I don’t really want to go into too much detail about Tej, because the reader begins the book completely in the dark about her, and many of the book’s plot reveals consist of the discovery of secrets about her and her history and family. Her position in her family has been much like Ivan’s, as mentioned above; while her relatives are clearly the heroes of their own important dramas, she’s mostly thought of herself as their assistant. Bujold loves to show us a female character coming into her own and learning to respect herself over the course of a romance, and Tej is a worthy addition to this theme. (Note I say “over the course of”, not “through”: she doesn’t come to appreciate herself simply because Ivan does.)

The couple’s interactions are just frankly adorable. I’m personally especially charmed by the way they talk about sex – though they’re both reasonable adults about it, Ivan can’t hide the fact that he’s from conservative Barrayar, and galactic-born Tej shocks him more than a few times. (It is probably going to become increasingly evident, readers, that I love it when books are interesting and intelligent on the subject of sex. Bujold is especially excellent at this – not only do her characters have different, and yet equally reasonable, ways of approaching sexuality, their thoughts about it genuinely reflect the cultures they come from, which is no mean feat.) The very beginning of their acquaintance is, as is correct for a romantic farce, really unpromising; Ivan tries to pick Tej up at her workplace, and later ends up knocked unconscious for his pains. So of course their bliss by the end is correspondingly wonderful.

The only real caveat I have to my recommendation of this novel is the obvious fact that it’s the latest in a series that is now over fifteen books long and counting. There is some exposition (fairly neatly structured) toward the beginning, so the plot doesn’t depend on anything that isn’t mentioned in the book itself. But there are still two major problems with reading Captain Vorpatril’s Alliance alone. First of all, for me, a lot of the pleasure of this book was in seeing how Ivan had grown and changed since I first met him. If you’ve never read a book with Ivan Vorpatril in it before, you won’t get that, and I think the book will still be fun but less so. There’s also the fact that this book can’t help but spoil some of the previous ones.

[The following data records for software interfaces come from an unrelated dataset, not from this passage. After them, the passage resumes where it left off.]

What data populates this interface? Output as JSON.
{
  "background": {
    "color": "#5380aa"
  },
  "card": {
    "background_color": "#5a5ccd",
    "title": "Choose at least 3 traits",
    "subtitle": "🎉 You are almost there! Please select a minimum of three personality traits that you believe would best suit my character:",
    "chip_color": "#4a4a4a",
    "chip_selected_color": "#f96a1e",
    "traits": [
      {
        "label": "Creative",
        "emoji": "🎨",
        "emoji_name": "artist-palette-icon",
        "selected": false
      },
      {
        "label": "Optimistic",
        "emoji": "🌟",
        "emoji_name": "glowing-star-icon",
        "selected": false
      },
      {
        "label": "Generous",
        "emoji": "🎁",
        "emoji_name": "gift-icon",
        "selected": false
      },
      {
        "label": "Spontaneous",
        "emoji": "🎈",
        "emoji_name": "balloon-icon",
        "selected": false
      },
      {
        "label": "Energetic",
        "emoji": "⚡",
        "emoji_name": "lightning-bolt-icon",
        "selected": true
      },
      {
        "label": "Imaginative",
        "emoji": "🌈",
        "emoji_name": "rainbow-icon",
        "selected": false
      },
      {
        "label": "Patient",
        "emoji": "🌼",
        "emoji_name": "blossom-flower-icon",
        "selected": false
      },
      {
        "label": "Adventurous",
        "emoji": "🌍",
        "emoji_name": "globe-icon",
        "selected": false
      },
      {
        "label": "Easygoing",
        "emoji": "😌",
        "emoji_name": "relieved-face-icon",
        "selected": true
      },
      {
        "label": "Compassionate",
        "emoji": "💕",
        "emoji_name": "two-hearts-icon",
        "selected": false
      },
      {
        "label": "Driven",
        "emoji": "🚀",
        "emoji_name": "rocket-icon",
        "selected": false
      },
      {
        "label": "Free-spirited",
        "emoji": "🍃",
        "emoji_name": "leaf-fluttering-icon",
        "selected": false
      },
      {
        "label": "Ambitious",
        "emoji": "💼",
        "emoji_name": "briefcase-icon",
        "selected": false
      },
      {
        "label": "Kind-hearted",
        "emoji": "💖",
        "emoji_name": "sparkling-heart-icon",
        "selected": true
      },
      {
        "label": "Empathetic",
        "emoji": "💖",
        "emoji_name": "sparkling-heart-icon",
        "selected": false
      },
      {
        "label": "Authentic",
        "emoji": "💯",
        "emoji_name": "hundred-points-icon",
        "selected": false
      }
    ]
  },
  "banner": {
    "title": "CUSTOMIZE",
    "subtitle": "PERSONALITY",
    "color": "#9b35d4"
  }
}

Lots of characters from other novels appear, of course, and so you learn what their general life situations are, meaning that you learn about events of previous books. As a lover of the Vorkosigan Saga, I think people shouldn’t do things that will spoil them on any Vorkosigan books, but I recognize that not everyone who reads Captain Vorpatril’s Alliance is planning on reading all the rest of the books in its series, and also not everyone minds spoilers in general. So consider yourselves warned, and choose wisely!

* Some of you may be asking yourselves what the difference is. Romance fans generally consider a book a romance novel only if romance is the focus of the plot and the leads end up in a happy relationship. So, for example, a novel with a significant romantic subplot that is nevertheless obviously a subplot probably isn’t a romance novel.